- **Description of the task**
For the records that follow, work out how many lines include "amount" and give only that count.
Data listing: Begin
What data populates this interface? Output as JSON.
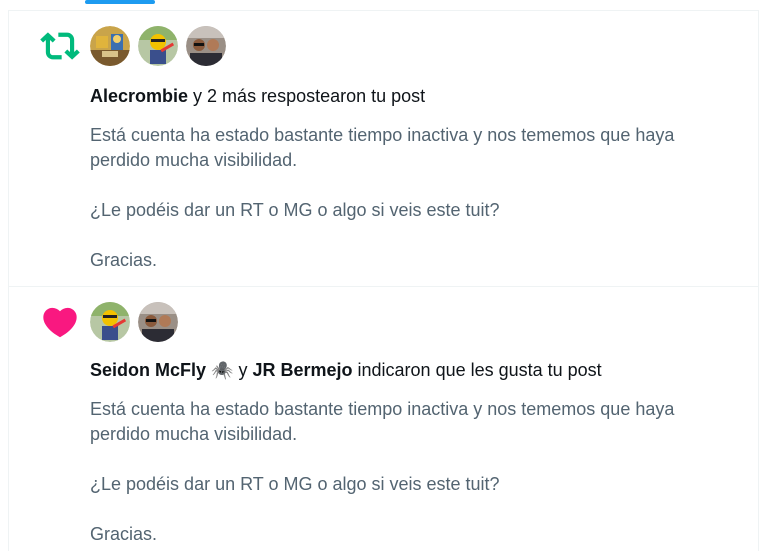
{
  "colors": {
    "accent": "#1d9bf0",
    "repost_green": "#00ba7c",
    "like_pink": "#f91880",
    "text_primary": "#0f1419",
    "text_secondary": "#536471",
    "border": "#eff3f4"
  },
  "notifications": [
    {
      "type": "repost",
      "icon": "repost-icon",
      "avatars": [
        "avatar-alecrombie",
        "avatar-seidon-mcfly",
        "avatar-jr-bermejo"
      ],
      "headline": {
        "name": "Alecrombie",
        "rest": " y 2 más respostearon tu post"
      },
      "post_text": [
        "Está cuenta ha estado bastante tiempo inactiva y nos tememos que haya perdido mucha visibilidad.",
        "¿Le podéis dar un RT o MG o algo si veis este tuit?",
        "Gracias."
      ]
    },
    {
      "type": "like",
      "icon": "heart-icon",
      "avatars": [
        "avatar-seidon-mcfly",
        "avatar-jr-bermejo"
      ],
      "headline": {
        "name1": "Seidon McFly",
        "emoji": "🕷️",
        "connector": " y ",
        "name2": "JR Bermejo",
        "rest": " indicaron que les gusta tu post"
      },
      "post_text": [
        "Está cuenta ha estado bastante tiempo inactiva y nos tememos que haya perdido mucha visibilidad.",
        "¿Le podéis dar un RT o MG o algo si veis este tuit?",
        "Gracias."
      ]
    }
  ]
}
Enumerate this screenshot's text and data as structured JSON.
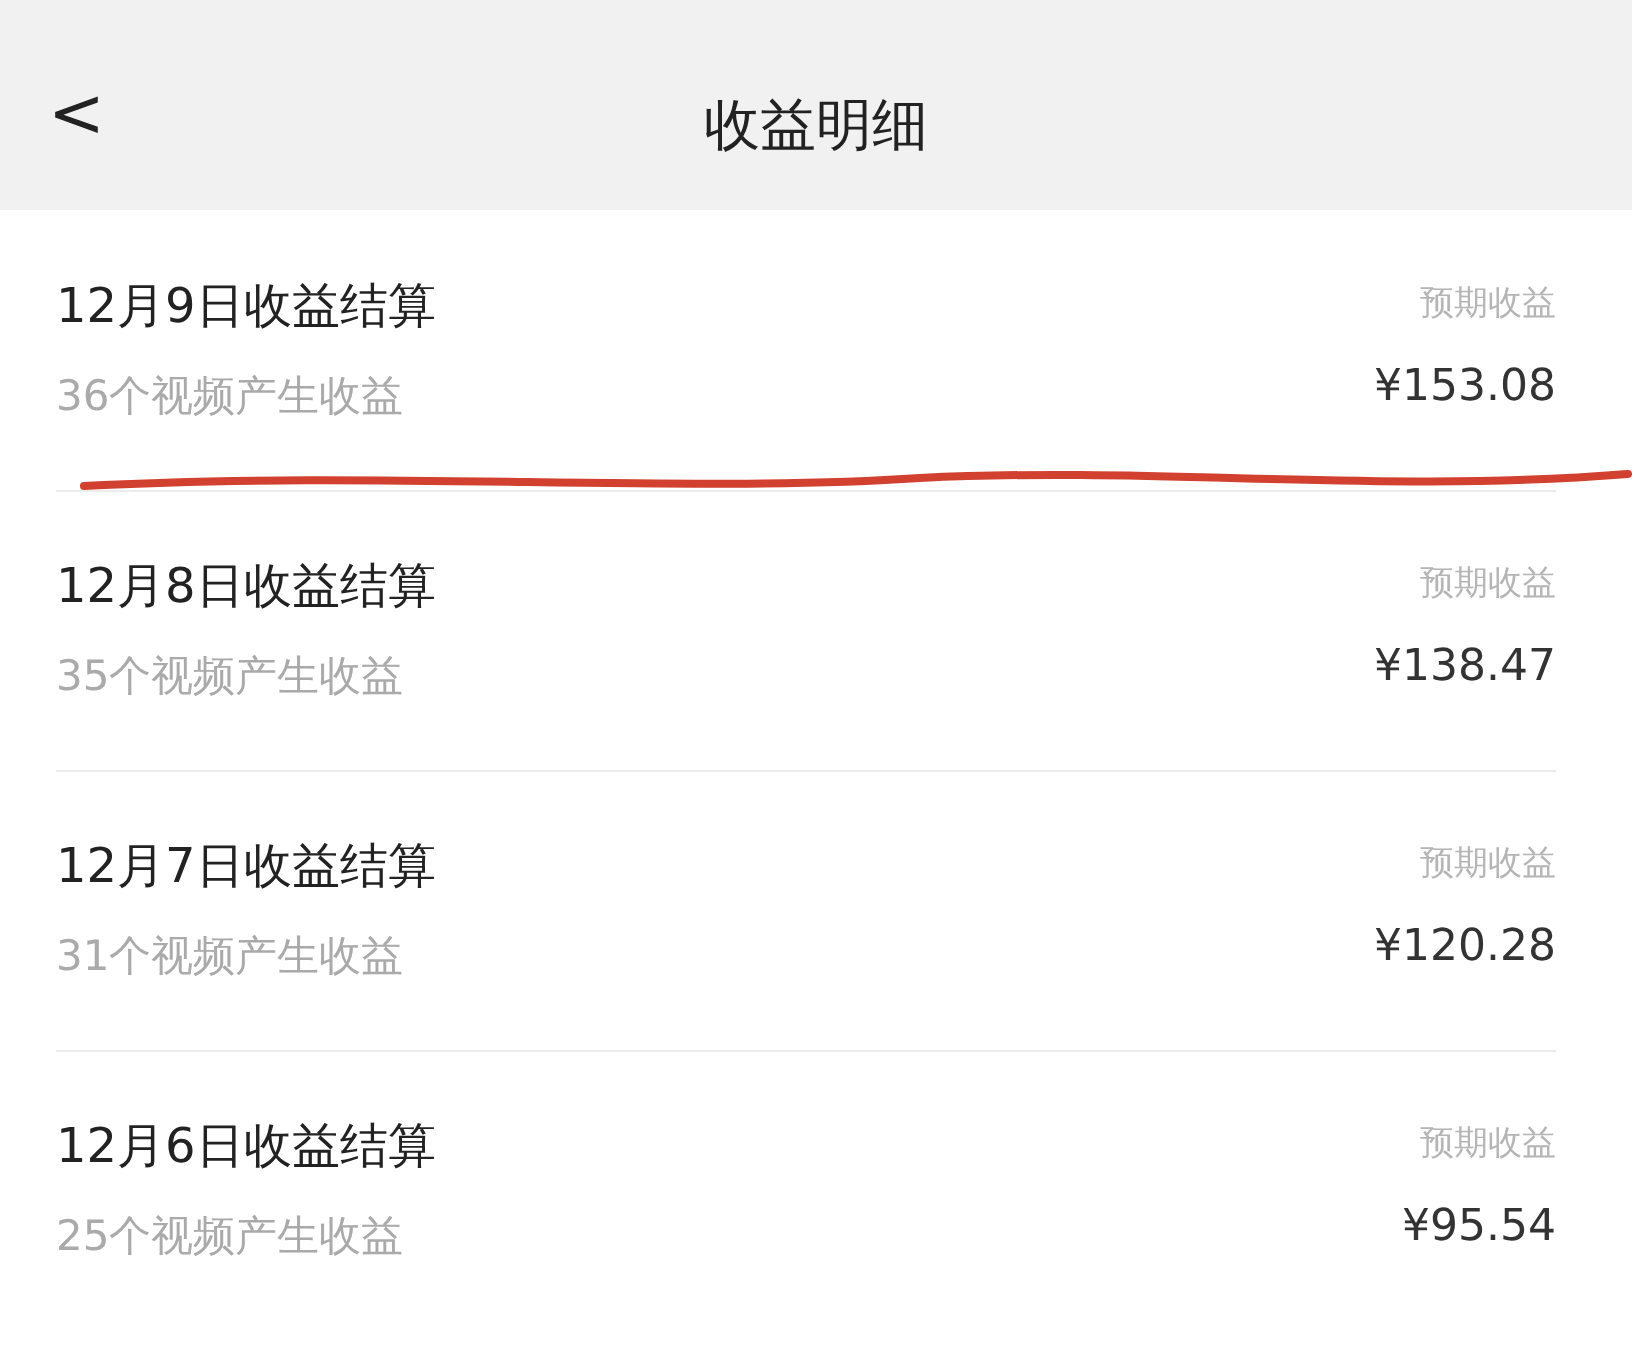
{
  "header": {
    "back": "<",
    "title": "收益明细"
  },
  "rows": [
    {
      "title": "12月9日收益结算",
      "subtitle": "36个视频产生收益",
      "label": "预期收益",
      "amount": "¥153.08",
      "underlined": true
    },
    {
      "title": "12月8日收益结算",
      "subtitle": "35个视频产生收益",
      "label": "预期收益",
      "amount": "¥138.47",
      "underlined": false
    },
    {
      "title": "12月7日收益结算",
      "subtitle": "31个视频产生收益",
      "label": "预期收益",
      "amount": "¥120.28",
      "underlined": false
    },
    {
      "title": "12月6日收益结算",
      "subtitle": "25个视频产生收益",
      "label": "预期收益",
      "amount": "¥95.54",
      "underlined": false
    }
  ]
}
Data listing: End
- **Answer space**
4